Published on 24/09/2019

Discussing the recent bankruptcy announcement of the tour operator giant Thomas Cook, Algarve Tourism has revealed that they are closely monitoring the situation, together with Faro Airport and industry representative associations, to find solutions to minimize the effects of this event on tourism in the region.

“Thomas Cook was a business with a long tradition in the Algarve, with whom the region had been working for many years, and the news of its bankruptcy is naturally worrying, especially with regard to the damage that may result for some of our hoteliers.” says João Fernandes, president of Algarve Tourism.

“On the other hand, and despite the longstanding relationship, this was not currently the main operator for our destination. The weight that this company had on tourism in the region today is much lower than in the past. Thomas Cook once owned hotels in the Algarve, and was currently operating in the region based on the sale of integrated accommodation and air transport packages, corresponding to around 10,000 annual passengers landed, which is 0. 2% of the total flow of visitors arriving by air, so we cannot say that it is very representative of the total. ”

In an immediate action, Algarve Tourism has stated that they are working to ensure that proper conditions for the arrival and departure of tourists in the region, especially those who have been affected by this situation, are in place.
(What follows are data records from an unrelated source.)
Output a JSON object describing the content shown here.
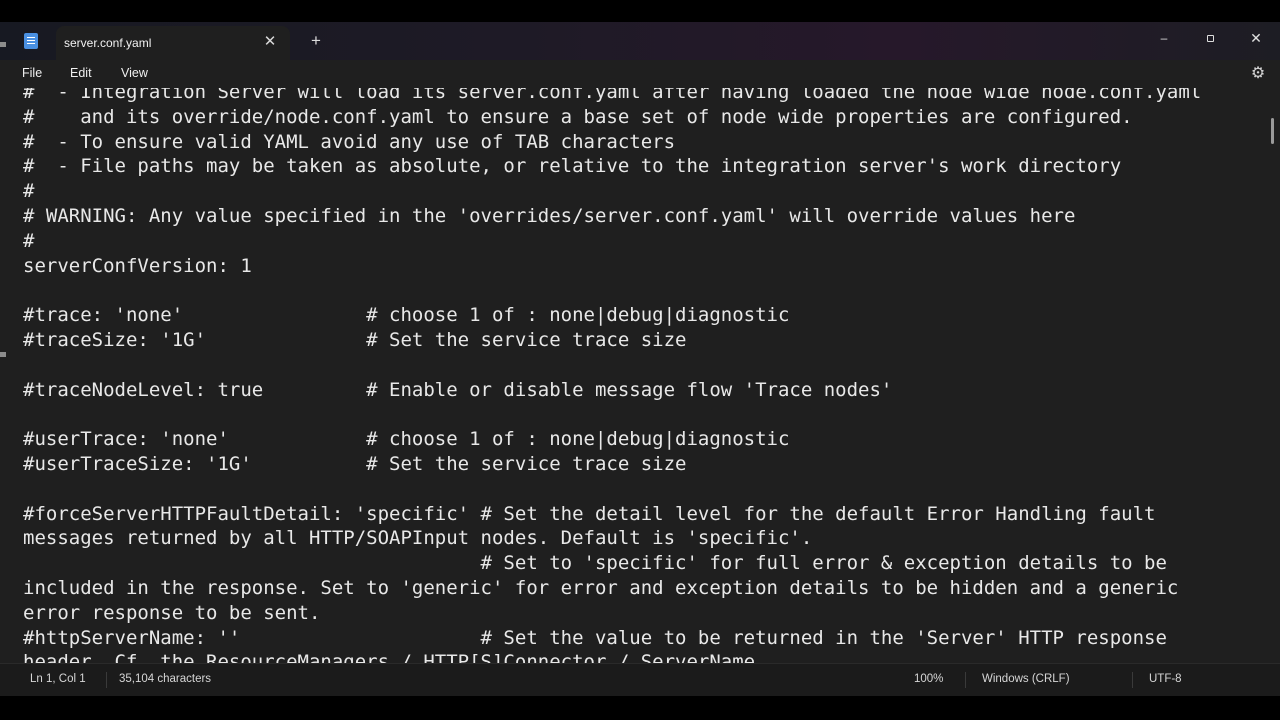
{
  "tab": {
    "title": "server.conf.yaml",
    "close_glyph": "✕",
    "new_glyph": "+"
  },
  "window_controls": {
    "minimize": "–",
    "close": "✕"
  },
  "menu": {
    "file": "File",
    "edit": "Edit",
    "view": "View"
  },
  "editor": {
    "lines": [
      "#  - Integration Server will load its server.conf.yaml after having loaded the node wide node.conf.yaml",
      "#    and its override/node.conf.yaml to ensure a base set of node wide properties are configured.",
      "#  - To ensure valid YAML avoid any use of TAB characters",
      "#  - File paths may be taken as absolute, or relative to the integration server's work directory",
      "#",
      "# WARNING: Any value specified in the 'overrides/server.conf.yaml' will override values here",
      "#",
      "serverConfVersion: 1",
      "",
      "#trace: 'none'                # choose 1 of : none|debug|diagnostic",
      "#traceSize: '1G'              # Set the service trace size",
      "",
      "#traceNodeLevel: true         # Enable or disable message flow 'Trace nodes'",
      "",
      "#userTrace: 'none'            # choose 1 of : none|debug|diagnostic",
      "#userTraceSize: '1G'          # Set the service trace size",
      "",
      "#forceServerHTTPFaultDetail: 'specific' # Set the detail level for the default Error Handling fault",
      "messages returned by all HTTP/SOAPInput nodes. Default is 'specific'.",
      "                                        # Set to 'specific' for full error & exception details to be",
      "included in the response. Set to 'generic' for error and exception details to be hidden and a generic",
      "error response to be sent.",
      "#httpServerName: ''                     # Set the value to be returned in the 'Server' HTTP response",
      "header. Cf. the ResourceManagers / HTTP[S]Connector / ServerName"
    ]
  },
  "status": {
    "position": "Ln 1, Col 1",
    "characters": "35,104 characters",
    "zoom": "100%",
    "line_ending": "Windows (CRLF)",
    "encoding": "UTF-8"
  },
  "icons": {
    "app": "notepad-icon",
    "settings": "gear-icon"
  }
}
“We are talking about a set of around 500 people, and we believe that this will not be a complicated operation, as the Algarve has several operators and airlines that guarantee direct connections to the main airports of the United Kingdom, Germany, and Holland (the main markets this operator worked with) ”, explains João Fernandes.  

At the same time, Algarve Tourism made it clear that they are intensifying their efforts to cover the losses resulting from Thomas Cook’s bankruptcy. In line with what has already been done, the strategy includes, among other things, strengthening negotiations with other tour operators that may occupy the space hitherto left by the British company, and conducting joint marketing campaigns, to promote the potential of the region’s attraction and increase destination sales.

“Our expectation is that many of Thomas Cook’s current customers will soon find alternatives from competing companies and operators,” concluded Algarve Tourism’s president.